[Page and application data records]
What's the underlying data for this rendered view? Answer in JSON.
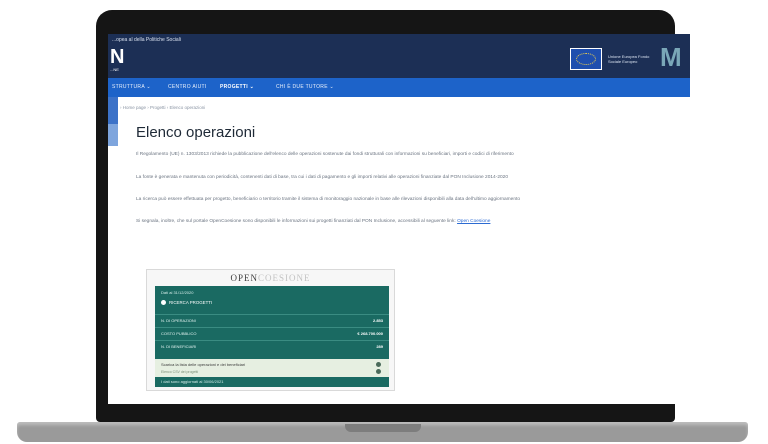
{
  "header": {
    "top_text": "...opea al della Politiche Sociali",
    "logo": "N",
    "logo_sub": "...NE",
    "eu_text": "Unione Europea Fondo Sociale Europeo"
  },
  "nav": {
    "items": [
      "STRUTTURA ⌄",
      "CENTRO AIUTI",
      "PROGETTI ⌄",
      "CHI È DUE TUTORE ⌄"
    ]
  },
  "breadcrumb": "› Home page  › Progetti  › Elenco operazioni",
  "page": {
    "title": "Elenco operazioni",
    "paragraphs": [
      "Il Regolamento (UE) n. 1303/2013 richiede la pubblicazione dell'elenco delle operazioni sostenute dai fondi strutturali con informazioni su beneficiari, importi e codici di riferimento",
      "La fonte è generata e mantenuta con periodicità, contenenti dati di base, tra cui i dati di pagamento e gli importi relativi alle operazioni finanziate dal PON Inclusione 2014-2020",
      "La ricerca può essere effettuata per progetto, beneficiario o territorio tramite il sistema di monitoraggio nazionale in base alle rilevazioni disponibili alla data dell'ultimo aggiornamento",
      "Si segnala, inoltre, che sul portale OpenCoesione sono disponibili le informazioni sui progetti finanziati dal PON Inclusione, accessibili al seguente link:"
    ],
    "link_label": "Open Coesione"
  },
  "widget": {
    "title_bold": "OPEN",
    "title_thin": "COESIONE",
    "date": "Dati al 31/12/2020",
    "search_label": "RICERCA PROGETTI",
    "rows": [
      {
        "label": "N. DI OPERAZIONI",
        "value": "2.853"
      },
      {
        "label": "COSTO PUBBLICO",
        "value": "€ 268.700.000"
      },
      {
        "label": "N. DI BENEFICIARI",
        "value": "289"
      }
    ],
    "light_line1": "Scarica la lista delle operazioni e dei beneficiari",
    "light_line2": "Elenco CSV dei progetti",
    "footer": "I dati sono aggiornati al 30/06/2021"
  },
  "colors": {
    "header": "#1c2f55",
    "nav": "#1d63c9",
    "widget_green": "#1a6a62"
  }
}
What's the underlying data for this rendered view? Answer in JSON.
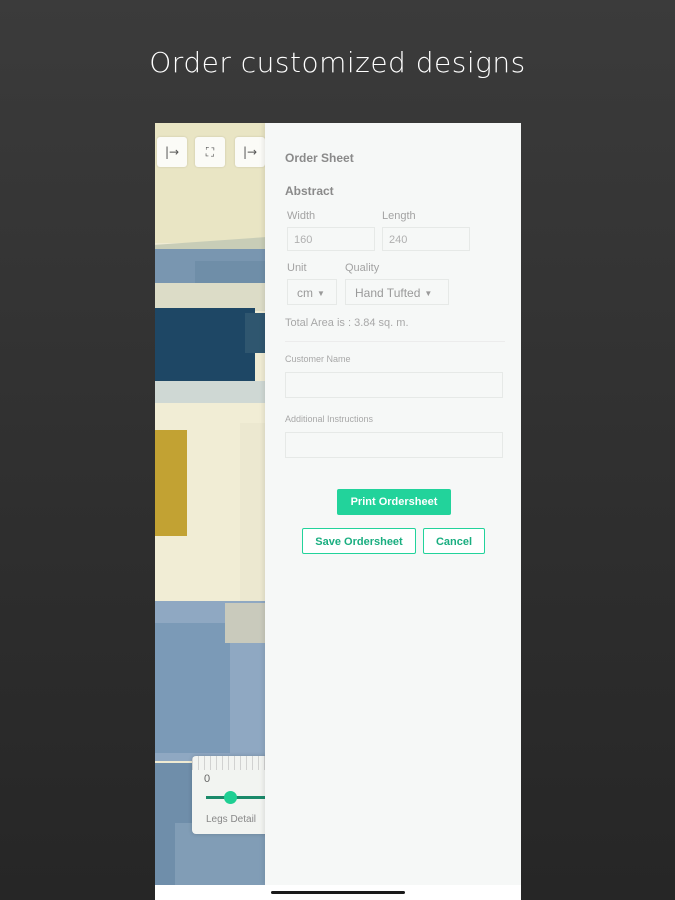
{
  "promo": {
    "title": "Order customized designs"
  },
  "toolbar": {
    "icons": [
      "collapse-right-icon",
      "fullscreen-icon",
      "collapse-right-icon"
    ],
    "glyph_arrow": "|→",
    "glyph_expand": "⛶"
  },
  "legs": {
    "ruler_value": "0",
    "label": "Legs Detail"
  },
  "order_sheet": {
    "title": "Order Sheet",
    "design_name": "Abstract",
    "width_label": "Width",
    "width_value": "160",
    "length_label": "Length",
    "length_value": "240",
    "unit_label": "Unit",
    "unit_value": "cm",
    "quality_label": "Quality",
    "quality_value": "Hand Tufted",
    "total_area": "Total Area is : 3.84 sq. m.",
    "customer_name_label": "Customer Name",
    "customer_name_value": "",
    "instructions_label": "Additional Instructions",
    "instructions_value": "",
    "print_button": "Print Ordersheet",
    "save_button": "Save Ordersheet",
    "cancel_button": "Cancel"
  },
  "colors": {
    "accent": "#22d39b",
    "background": "#2f2f2f",
    "panel": "#f6f8f7"
  }
}
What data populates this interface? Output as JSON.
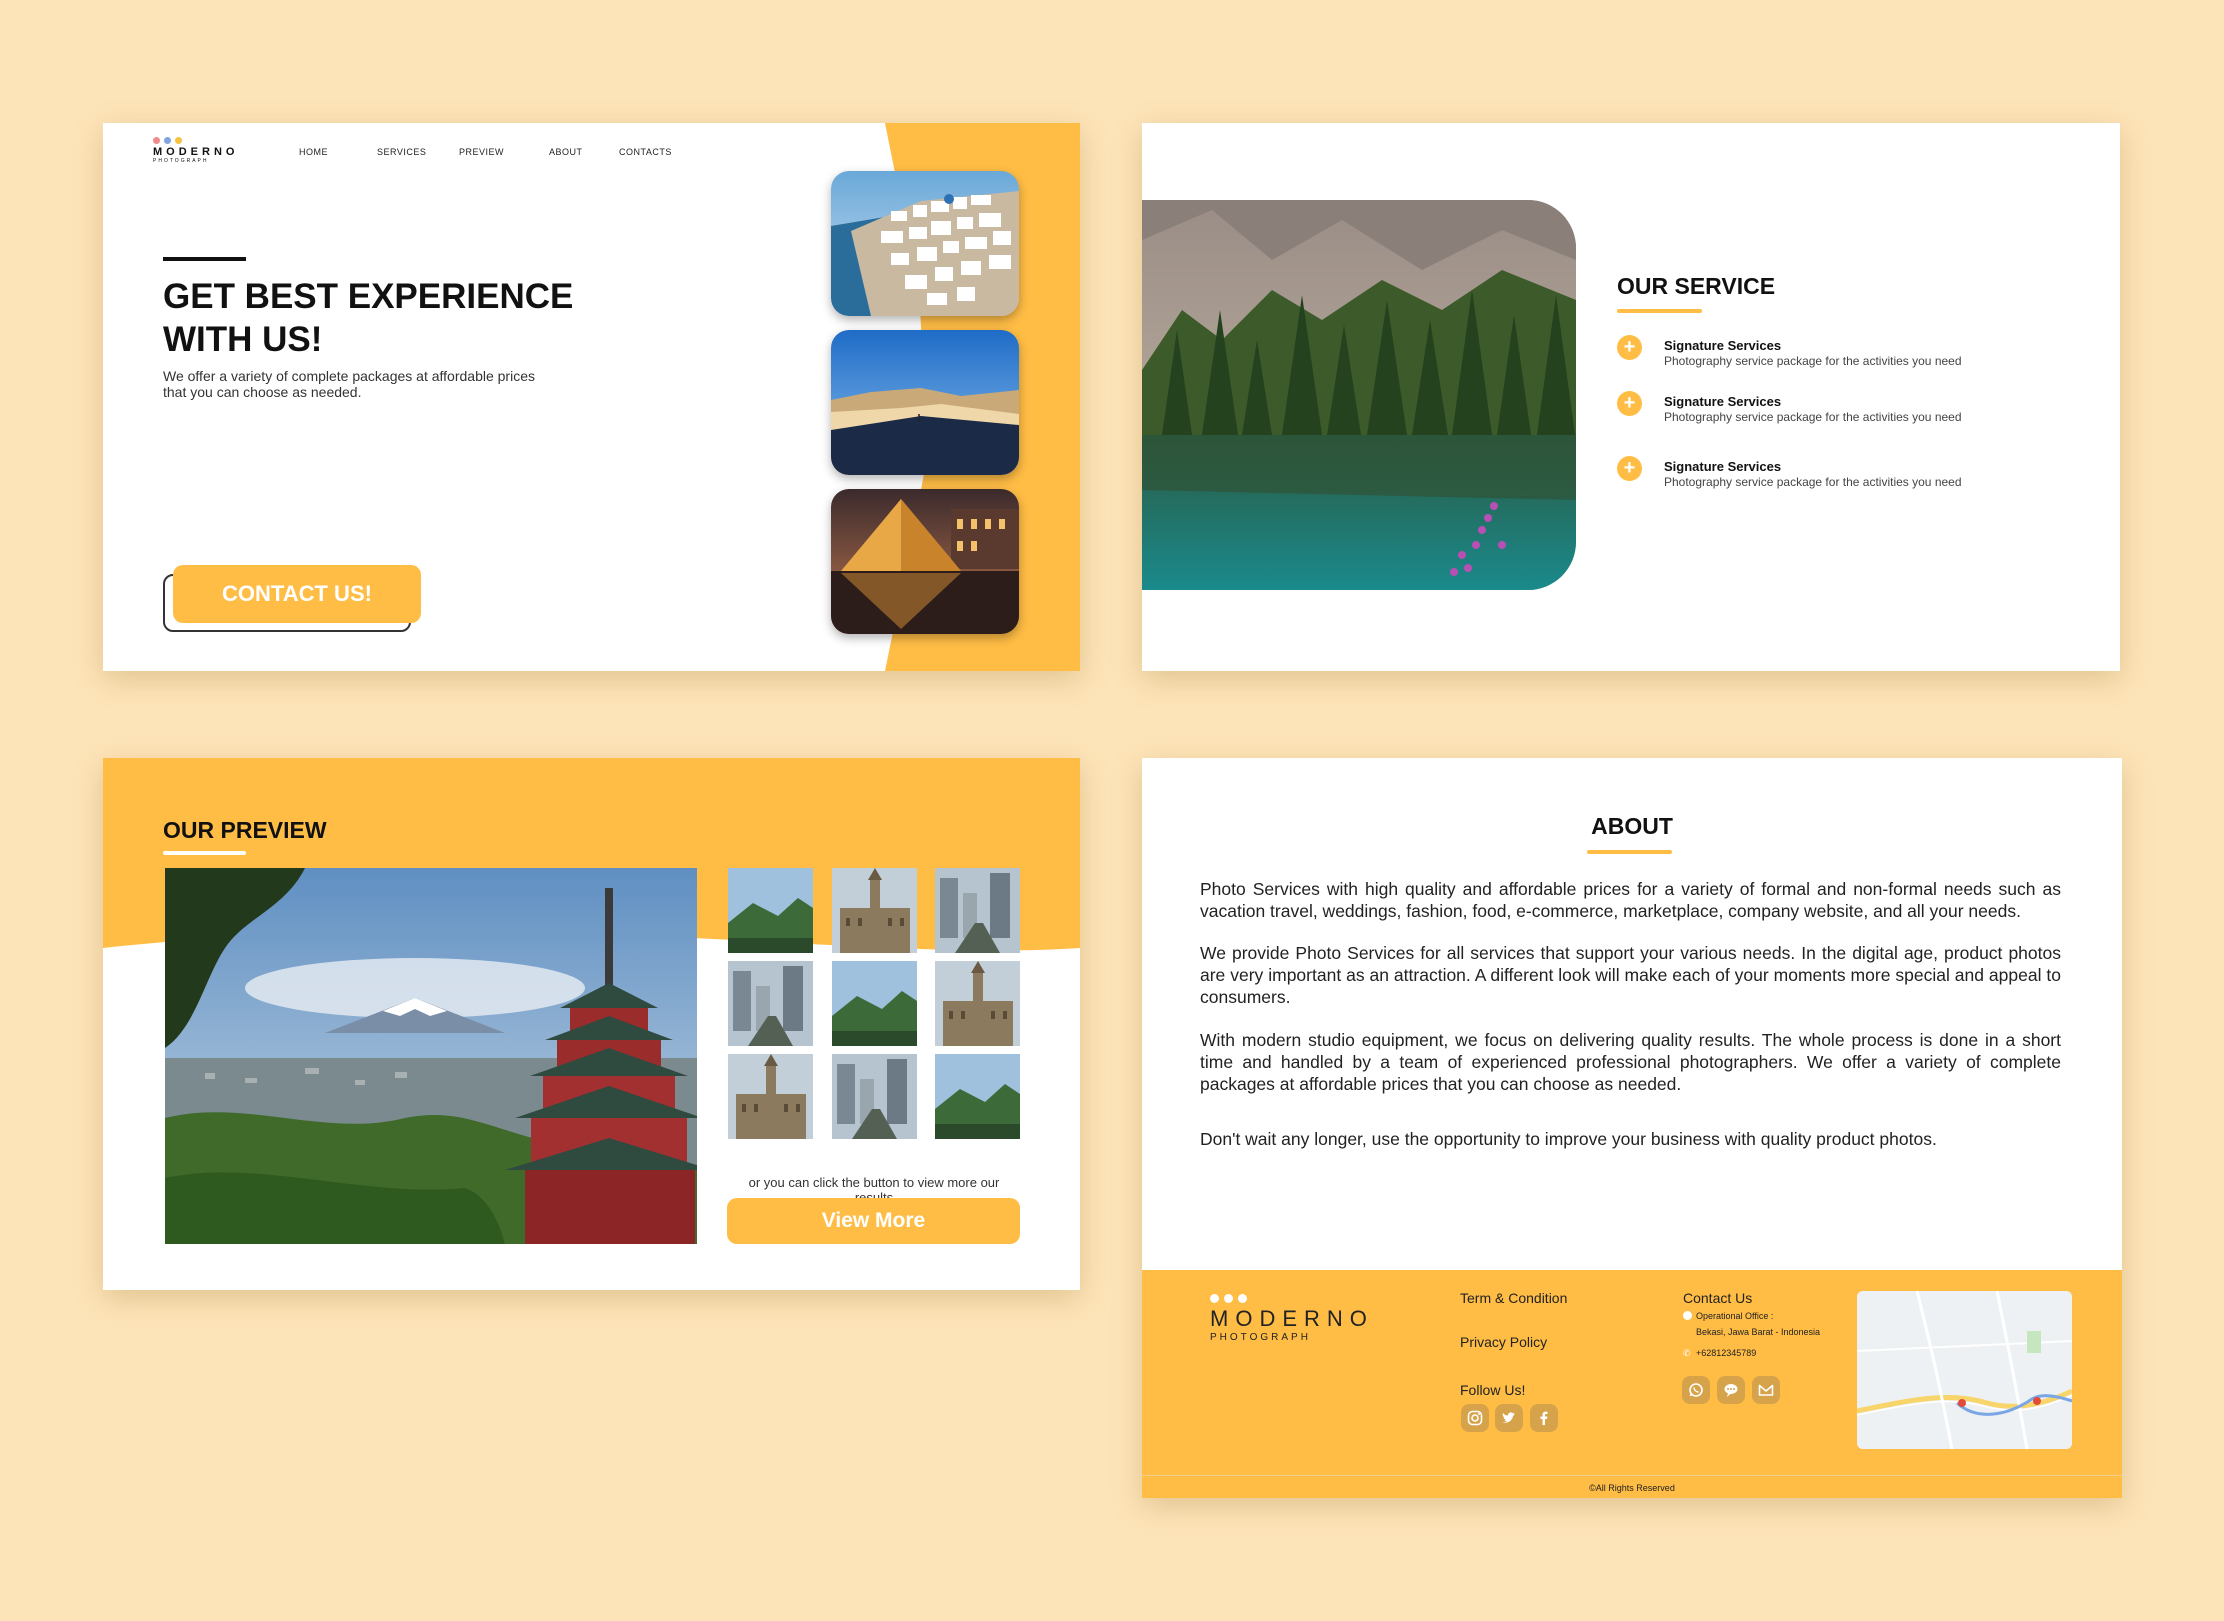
{
  "colors": {
    "accent": "#ffbd45",
    "background": "#fde4b8"
  },
  "logo": {
    "name": "MODERNO",
    "sub": "PHOTOGRAPH"
  },
  "nav": [
    "HOME",
    "SERVICES",
    "PREVIEW",
    "ABOUT",
    "CONTACTS"
  ],
  "hero": {
    "title_line1": "GET BEST EXPERIENCE",
    "title_line2": "WITH US!",
    "desc_line1": "We offer a variety of complete packages at affordable prices",
    "desc_line2": "that you can choose as needed.",
    "cta": "CONTACT US!"
  },
  "service": {
    "title": "OUR SERVICE",
    "items": [
      {
        "name": "Signature Services",
        "desc": "Photography service package for the activities you need"
      },
      {
        "name": "Signature Services",
        "desc": "Photography service package for the activities you need"
      },
      {
        "name": "Signature Services",
        "desc": "Photography service package for the activities you need"
      }
    ]
  },
  "preview": {
    "title": "OUR PREVIEW",
    "note": "or you can click the button to view more our results",
    "button": "View More"
  },
  "about": {
    "title": "ABOUT",
    "paragraphs": [
      "Photo Services with high quality and affordable prices for a variety of formal and non-formal needs such as vacation travel, weddings, fashion, food, e-commerce, marketplace, company website, and all your needs.",
      "We provide Photo Services for all services that support your various needs. In the digital age, product photos are very important as an attraction. A different look will make each of your moments more special and appeal to consumers.",
      "With modern studio equipment, we focus on delivering quality results. The whole process is done in a short time and handled by a team of experienced professional photographers. We offer a variety of complete packages at affordable prices that you can choose as needed.",
      "Don't wait any longer, use the opportunity to improve your business with quality product photos."
    ]
  },
  "footer": {
    "terms": "Term & Condition",
    "privacy": "Privacy Policy",
    "follow": "Follow Us!",
    "contact_title": "Contact Us",
    "office_label": "Operational Office :",
    "office_address": "Bekasi, Jawa Barat - Indonesia",
    "phone": "+62812345789",
    "copyright": "©All Rights Reserved",
    "social_left": [
      "instagram-icon",
      "twitter-icon",
      "facebook-icon"
    ],
    "social_right": [
      "whatsapp-icon",
      "chat-icon",
      "mail-icon"
    ]
  }
}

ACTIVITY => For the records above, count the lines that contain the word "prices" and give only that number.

YOUR SOLUTION => 3